Exercise details: Without the pictures, output the records below exactly as they are.

>>>

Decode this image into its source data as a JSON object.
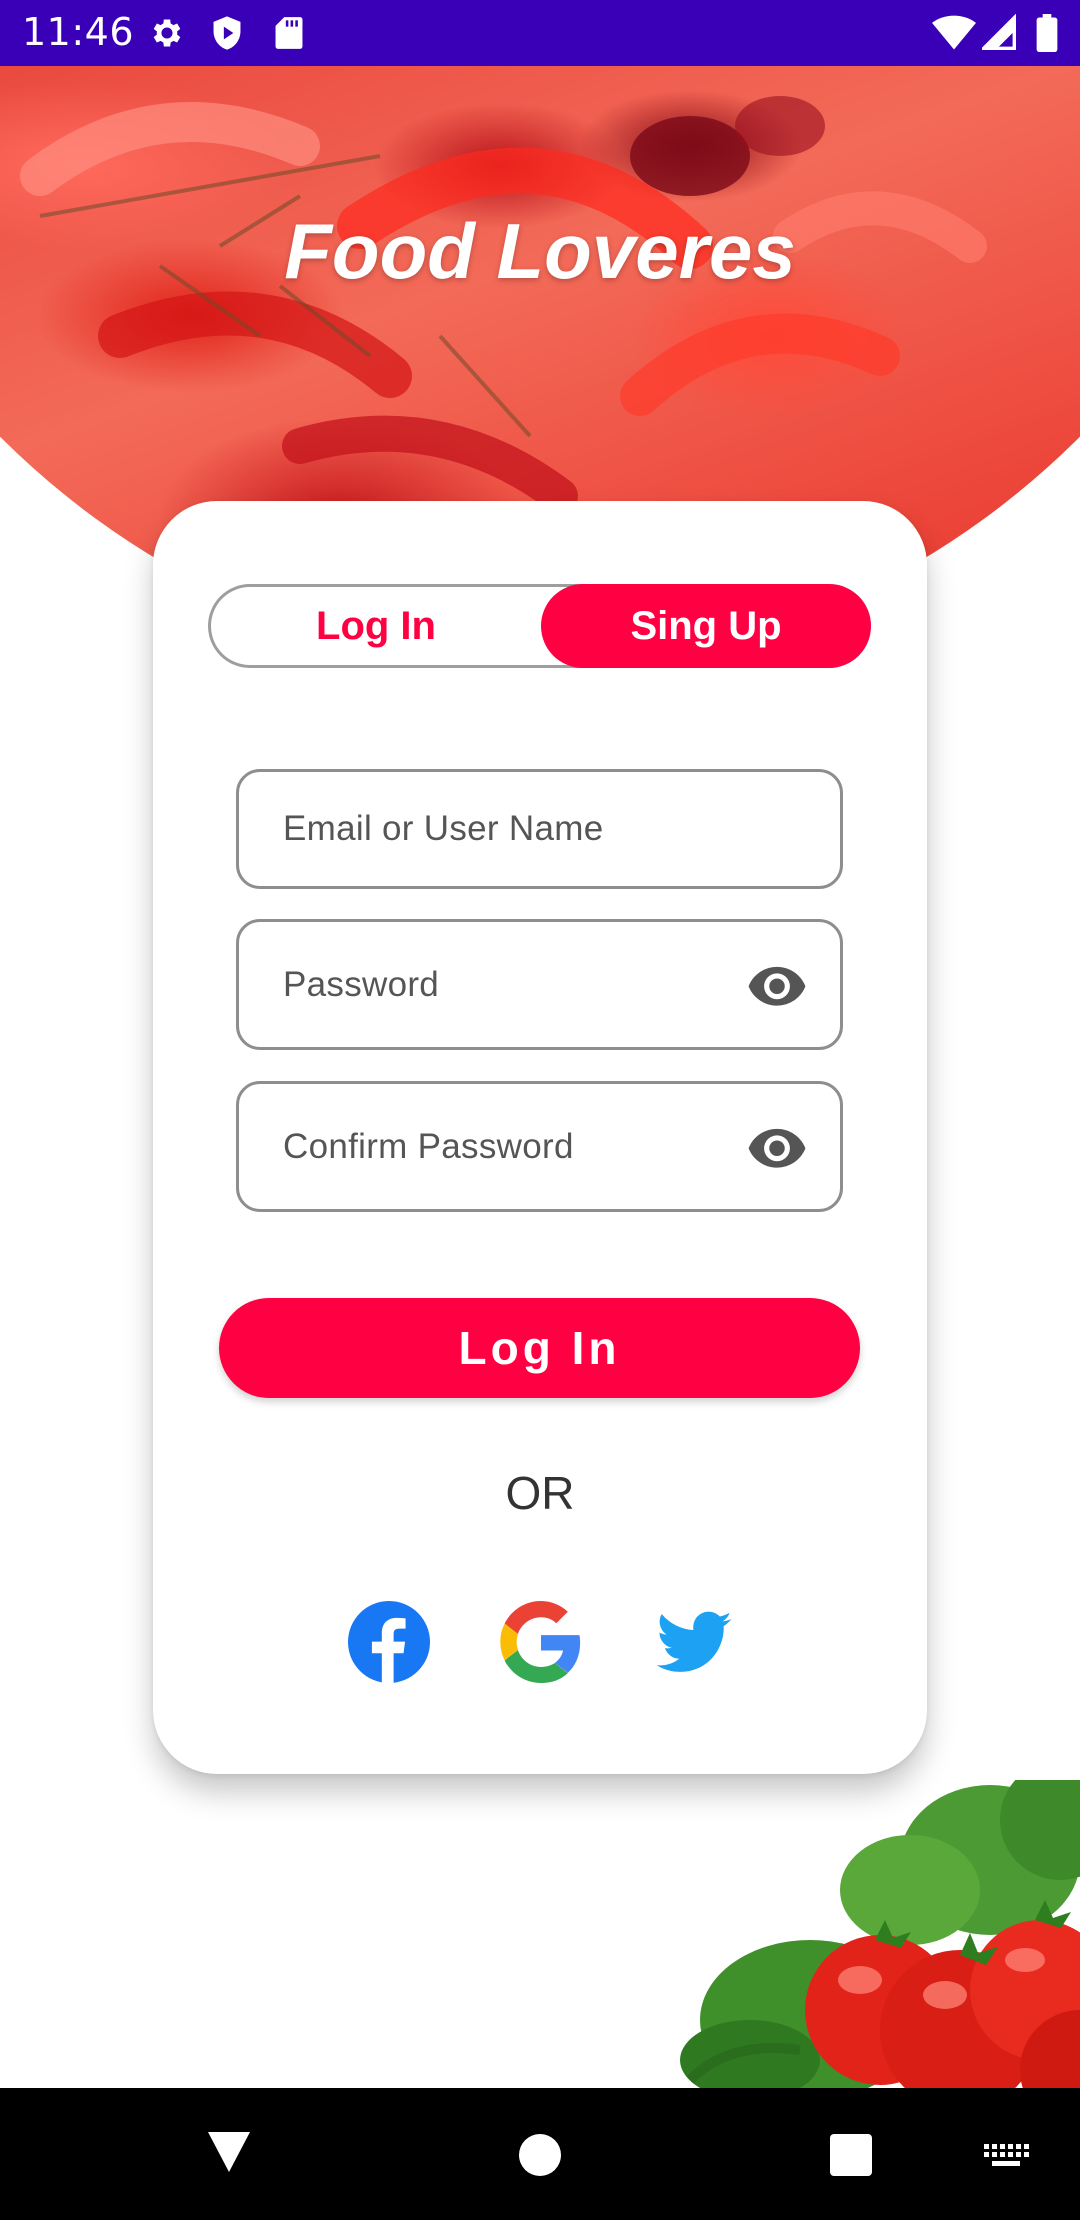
{
  "status_bar": {
    "time": "11:46",
    "icons": [
      "gear-icon",
      "shield-icon",
      "sd-card-icon"
    ],
    "right_icons": [
      "wifi-icon",
      "signal-icon",
      "battery-icon"
    ],
    "color": "#3a00b8"
  },
  "hero": {
    "title": "Food Loveres"
  },
  "auth_toggle": {
    "login_label": "Log In",
    "signup_label": "Sing Up",
    "active": "Sing Up"
  },
  "form": {
    "email_placeholder": "Email or User Name",
    "password_placeholder": "Password",
    "confirm_placeholder": "Confirm Password"
  },
  "submit_label": "Log In",
  "divider_text": "OR",
  "social": [
    "facebook-icon",
    "google-icon",
    "twitter-icon"
  ],
  "colors": {
    "accent": "#ff0043",
    "status_bar": "#3a00b8"
  },
  "nav_bar": [
    "back-icon",
    "home-icon",
    "recents-icon",
    "keyboard-icon"
  ]
}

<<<

Result of this task:
Decode this image into its source data as a JSON object.
{
  "status_bar": {
    "time": "11:46",
    "icons": [
      "gear-icon",
      "shield-icon",
      "sd-card-icon"
    ],
    "right_icons": [
      "wifi-icon",
      "signal-icon",
      "battery-icon"
    ],
    "color": "#3a00b8"
  },
  "hero": {
    "title": "Food Loveres"
  },
  "auth_toggle": {
    "login_label": "Log In",
    "signup_label": "Sing Up",
    "active": "Sing Up"
  },
  "form": {
    "email_placeholder": "Email or User Name",
    "password_placeholder": "Password",
    "confirm_placeholder": "Confirm Password"
  },
  "submit_label": "Log In",
  "divider_text": "OR",
  "social": [
    "facebook-icon",
    "google-icon",
    "twitter-icon"
  ],
  "colors": {
    "accent": "#ff0043",
    "status_bar": "#3a00b8"
  },
  "nav_bar": [
    "back-icon",
    "home-icon",
    "recents-icon",
    "keyboard-icon"
  ]
}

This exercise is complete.